WHAT YOU HAVE TO DO: Only the pictures should be dropped; copy the rest of the entries exactly.

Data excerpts
________

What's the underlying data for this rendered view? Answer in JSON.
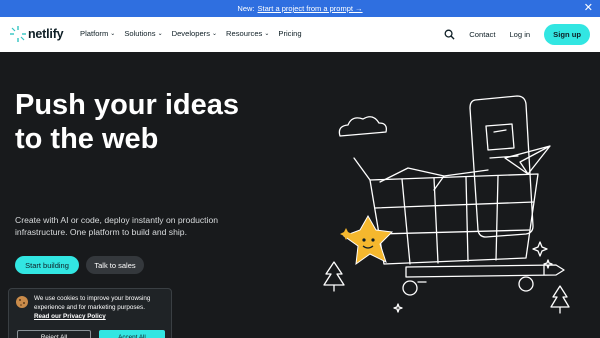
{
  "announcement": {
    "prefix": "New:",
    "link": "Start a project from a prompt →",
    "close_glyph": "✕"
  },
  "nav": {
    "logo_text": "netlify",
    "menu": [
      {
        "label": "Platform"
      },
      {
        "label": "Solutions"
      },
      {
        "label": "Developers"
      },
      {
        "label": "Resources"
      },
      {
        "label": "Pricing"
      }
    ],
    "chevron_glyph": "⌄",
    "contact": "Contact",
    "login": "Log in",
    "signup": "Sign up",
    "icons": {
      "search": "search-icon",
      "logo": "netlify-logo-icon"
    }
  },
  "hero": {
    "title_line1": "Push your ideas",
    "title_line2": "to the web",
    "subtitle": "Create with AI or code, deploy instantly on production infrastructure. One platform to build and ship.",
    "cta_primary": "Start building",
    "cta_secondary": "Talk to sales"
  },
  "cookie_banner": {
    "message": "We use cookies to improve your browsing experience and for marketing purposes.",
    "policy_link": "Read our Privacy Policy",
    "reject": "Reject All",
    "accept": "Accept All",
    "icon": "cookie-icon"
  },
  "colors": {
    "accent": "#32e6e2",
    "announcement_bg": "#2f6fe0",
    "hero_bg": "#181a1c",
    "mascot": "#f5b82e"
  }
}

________

THE COMPLETED TASK:
What's the underlying data for this rendered view? Answer in JSON.
{
  "announcement": {
    "prefix": "New:",
    "link": "Start a project from a prompt →",
    "close_glyph": "✕"
  },
  "nav": {
    "logo_text": "netlify",
    "menu": [
      {
        "label": "Platform"
      },
      {
        "label": "Solutions"
      },
      {
        "label": "Developers"
      },
      {
        "label": "Resources"
      },
      {
        "label": "Pricing"
      }
    ],
    "chevron_glyph": "⌄",
    "contact": "Contact",
    "login": "Log in",
    "signup": "Sign up",
    "icons": {
      "search": "search-icon",
      "logo": "netlify-logo-icon"
    }
  },
  "hero": {
    "title_line1": "Push your ideas",
    "title_line2": "to the web",
    "subtitle": "Create with AI or code, deploy instantly on production infrastructure. One platform to build and ship.",
    "cta_primary": "Start building",
    "cta_secondary": "Talk to sales"
  },
  "cookie_banner": {
    "message": "We use cookies to improve your browsing experience and for marketing purposes.",
    "policy_link": "Read our Privacy Policy",
    "reject": "Reject All",
    "accept": "Accept All",
    "icon": "cookie-icon"
  },
  "colors": {
    "accent": "#32e6e2",
    "announcement_bg": "#2f6fe0",
    "hero_bg": "#181a1c",
    "mascot": "#f5b82e"
  }
}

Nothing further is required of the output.